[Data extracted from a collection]
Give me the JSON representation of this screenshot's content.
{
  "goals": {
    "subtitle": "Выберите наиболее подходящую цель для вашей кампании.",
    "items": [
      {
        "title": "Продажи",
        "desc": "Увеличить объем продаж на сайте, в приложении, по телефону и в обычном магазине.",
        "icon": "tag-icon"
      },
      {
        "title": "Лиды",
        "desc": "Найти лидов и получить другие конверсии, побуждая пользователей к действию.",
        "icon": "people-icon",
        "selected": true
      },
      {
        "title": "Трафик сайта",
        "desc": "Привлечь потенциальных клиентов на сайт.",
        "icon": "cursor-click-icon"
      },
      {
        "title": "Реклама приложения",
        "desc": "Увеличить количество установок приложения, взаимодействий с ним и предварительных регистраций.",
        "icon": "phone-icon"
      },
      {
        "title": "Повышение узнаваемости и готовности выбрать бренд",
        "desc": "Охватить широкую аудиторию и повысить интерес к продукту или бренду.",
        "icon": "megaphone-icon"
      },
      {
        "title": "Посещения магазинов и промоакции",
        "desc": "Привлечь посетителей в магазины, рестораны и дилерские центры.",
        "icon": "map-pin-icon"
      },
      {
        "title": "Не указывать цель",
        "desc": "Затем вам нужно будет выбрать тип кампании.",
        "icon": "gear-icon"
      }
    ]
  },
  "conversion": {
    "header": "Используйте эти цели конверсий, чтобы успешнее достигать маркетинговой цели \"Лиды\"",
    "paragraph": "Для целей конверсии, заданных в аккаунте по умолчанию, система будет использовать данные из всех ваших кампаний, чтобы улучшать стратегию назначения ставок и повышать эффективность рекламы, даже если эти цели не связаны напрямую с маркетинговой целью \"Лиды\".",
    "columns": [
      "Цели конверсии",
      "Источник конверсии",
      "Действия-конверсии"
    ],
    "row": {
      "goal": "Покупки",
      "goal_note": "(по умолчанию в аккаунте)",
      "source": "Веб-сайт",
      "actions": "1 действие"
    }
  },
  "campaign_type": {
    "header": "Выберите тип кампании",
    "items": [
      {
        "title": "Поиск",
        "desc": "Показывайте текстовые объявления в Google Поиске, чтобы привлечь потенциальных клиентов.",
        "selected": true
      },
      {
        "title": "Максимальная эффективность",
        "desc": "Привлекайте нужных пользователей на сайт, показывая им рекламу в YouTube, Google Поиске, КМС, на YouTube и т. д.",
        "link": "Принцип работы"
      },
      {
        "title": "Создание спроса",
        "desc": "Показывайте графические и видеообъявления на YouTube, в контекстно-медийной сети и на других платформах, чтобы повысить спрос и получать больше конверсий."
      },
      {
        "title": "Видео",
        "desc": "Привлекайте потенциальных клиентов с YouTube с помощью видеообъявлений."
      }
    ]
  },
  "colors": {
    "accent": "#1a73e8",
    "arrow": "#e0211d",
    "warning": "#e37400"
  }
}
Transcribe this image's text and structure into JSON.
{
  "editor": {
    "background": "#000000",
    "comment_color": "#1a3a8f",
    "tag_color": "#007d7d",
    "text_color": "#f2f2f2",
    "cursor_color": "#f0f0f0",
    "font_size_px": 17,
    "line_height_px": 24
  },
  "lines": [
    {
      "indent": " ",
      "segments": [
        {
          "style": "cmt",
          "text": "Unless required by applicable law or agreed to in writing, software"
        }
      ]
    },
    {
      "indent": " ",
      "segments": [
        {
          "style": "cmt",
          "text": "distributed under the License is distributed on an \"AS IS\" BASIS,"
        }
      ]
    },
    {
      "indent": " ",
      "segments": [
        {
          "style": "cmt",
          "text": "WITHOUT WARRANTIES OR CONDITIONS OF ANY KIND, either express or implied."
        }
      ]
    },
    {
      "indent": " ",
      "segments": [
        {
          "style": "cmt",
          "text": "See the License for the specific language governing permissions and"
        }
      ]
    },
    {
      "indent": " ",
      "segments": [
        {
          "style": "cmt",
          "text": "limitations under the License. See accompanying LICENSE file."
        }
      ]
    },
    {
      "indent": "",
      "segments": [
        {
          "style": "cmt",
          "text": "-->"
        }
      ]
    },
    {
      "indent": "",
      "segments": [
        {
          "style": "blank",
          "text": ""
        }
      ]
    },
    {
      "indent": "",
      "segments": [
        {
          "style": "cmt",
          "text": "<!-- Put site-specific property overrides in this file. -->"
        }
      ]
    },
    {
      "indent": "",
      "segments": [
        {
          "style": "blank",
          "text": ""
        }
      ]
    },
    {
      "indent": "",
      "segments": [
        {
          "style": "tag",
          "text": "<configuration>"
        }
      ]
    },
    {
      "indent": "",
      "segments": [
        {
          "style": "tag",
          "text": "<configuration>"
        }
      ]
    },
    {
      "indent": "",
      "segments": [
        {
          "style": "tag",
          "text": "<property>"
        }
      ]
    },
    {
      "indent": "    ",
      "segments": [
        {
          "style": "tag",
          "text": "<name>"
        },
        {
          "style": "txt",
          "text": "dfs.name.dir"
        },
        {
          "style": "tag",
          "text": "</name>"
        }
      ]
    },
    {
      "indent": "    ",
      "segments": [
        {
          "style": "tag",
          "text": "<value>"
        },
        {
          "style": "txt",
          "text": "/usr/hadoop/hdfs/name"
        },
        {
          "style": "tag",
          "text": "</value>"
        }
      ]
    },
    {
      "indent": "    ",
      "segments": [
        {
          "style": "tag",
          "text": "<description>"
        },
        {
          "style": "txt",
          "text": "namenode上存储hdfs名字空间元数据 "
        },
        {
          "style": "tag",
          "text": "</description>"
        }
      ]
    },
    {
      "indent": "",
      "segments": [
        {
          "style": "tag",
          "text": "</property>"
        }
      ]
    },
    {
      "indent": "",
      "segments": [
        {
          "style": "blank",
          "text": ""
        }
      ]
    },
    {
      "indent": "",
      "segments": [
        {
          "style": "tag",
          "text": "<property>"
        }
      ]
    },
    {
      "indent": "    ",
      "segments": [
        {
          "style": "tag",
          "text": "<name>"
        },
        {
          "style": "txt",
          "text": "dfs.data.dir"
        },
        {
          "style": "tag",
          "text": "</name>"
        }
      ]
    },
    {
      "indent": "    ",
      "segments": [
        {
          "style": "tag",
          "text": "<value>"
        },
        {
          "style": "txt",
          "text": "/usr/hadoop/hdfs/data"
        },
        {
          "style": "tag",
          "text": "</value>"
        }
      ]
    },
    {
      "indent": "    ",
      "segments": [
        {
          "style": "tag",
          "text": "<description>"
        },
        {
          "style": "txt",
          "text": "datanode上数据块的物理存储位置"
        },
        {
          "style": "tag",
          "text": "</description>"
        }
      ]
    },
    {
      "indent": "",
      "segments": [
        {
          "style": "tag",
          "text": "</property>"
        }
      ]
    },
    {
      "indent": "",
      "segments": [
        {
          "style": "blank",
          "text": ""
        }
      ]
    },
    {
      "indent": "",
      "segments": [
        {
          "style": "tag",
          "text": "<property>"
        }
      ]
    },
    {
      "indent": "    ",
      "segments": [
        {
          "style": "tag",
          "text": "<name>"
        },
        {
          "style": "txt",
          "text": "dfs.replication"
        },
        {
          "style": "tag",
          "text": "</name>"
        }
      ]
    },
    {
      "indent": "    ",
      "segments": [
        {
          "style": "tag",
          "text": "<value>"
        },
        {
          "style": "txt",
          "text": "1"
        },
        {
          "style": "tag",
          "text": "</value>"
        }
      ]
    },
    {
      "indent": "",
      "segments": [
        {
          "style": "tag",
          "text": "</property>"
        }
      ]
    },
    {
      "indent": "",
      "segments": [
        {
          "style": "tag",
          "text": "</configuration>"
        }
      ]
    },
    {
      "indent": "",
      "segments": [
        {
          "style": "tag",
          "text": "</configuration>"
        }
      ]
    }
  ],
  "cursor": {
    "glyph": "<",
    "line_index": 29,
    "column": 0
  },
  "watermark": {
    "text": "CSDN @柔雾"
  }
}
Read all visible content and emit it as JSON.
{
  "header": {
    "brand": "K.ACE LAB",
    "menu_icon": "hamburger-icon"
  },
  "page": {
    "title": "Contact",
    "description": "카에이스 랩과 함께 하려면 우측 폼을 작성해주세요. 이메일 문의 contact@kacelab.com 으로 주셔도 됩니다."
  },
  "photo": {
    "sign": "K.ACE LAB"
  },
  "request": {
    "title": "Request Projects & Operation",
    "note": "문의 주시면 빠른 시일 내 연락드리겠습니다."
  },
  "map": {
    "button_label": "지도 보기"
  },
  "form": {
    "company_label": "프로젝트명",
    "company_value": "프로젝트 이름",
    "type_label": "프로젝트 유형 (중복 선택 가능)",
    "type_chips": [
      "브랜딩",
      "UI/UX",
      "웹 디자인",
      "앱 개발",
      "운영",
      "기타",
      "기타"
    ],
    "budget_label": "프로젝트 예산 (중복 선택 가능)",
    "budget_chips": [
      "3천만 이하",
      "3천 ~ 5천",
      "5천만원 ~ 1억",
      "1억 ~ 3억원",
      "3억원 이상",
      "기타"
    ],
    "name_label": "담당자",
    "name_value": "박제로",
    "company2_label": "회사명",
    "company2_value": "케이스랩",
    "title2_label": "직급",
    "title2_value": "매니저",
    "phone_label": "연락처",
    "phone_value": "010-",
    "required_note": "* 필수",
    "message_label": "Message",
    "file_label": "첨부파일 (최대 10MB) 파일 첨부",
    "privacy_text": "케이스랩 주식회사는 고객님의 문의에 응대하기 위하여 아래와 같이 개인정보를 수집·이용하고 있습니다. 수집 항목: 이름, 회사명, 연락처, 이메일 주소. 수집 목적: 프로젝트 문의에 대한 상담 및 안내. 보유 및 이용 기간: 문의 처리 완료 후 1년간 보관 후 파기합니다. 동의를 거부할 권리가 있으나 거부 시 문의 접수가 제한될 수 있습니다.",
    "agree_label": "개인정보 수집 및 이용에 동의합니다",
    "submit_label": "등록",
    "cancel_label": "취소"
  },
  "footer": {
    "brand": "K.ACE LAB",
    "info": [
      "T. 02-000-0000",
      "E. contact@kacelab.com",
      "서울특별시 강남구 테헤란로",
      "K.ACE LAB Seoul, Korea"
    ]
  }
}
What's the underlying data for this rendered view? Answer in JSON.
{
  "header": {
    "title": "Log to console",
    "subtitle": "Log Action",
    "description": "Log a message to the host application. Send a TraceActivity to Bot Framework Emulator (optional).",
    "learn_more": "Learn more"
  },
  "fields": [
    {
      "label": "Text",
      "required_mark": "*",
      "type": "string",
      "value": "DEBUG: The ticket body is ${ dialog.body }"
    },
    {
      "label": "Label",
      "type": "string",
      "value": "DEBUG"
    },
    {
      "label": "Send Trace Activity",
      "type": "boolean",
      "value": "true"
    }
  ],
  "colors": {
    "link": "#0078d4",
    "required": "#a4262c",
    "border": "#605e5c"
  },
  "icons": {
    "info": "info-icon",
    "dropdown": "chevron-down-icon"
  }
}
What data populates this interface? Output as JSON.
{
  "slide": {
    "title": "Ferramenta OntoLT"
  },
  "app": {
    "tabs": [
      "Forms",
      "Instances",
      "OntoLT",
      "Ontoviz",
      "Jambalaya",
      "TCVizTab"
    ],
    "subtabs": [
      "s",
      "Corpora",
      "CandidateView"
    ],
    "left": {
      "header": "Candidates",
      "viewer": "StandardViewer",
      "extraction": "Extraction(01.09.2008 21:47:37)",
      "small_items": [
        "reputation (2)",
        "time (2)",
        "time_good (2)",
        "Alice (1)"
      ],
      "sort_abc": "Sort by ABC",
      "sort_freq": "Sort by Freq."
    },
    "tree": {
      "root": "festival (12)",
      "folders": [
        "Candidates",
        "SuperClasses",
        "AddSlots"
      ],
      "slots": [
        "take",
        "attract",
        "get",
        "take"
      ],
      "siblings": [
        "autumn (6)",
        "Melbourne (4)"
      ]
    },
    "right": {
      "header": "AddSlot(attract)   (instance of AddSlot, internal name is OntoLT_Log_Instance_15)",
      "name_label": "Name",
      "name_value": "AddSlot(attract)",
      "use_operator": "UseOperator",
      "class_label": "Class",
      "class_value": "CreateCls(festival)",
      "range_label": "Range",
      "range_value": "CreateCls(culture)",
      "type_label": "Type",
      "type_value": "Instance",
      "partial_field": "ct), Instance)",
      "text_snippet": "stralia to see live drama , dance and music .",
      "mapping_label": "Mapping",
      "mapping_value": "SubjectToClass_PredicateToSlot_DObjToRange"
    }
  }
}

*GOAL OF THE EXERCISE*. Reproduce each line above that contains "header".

*RESULT BELOW*.
    "header": "Используйте эти цели конверсий, чтобы успешнее достигать маркетинговой цели \"Лиды\"",
    "header": "Выберите тип кампании",
  "header": {
  "header": {
      "header": "Candidates",
      "header": "AddSlot(attract)   (instance of AddSlot, internal name is OntoLT_Log_Instance_15)",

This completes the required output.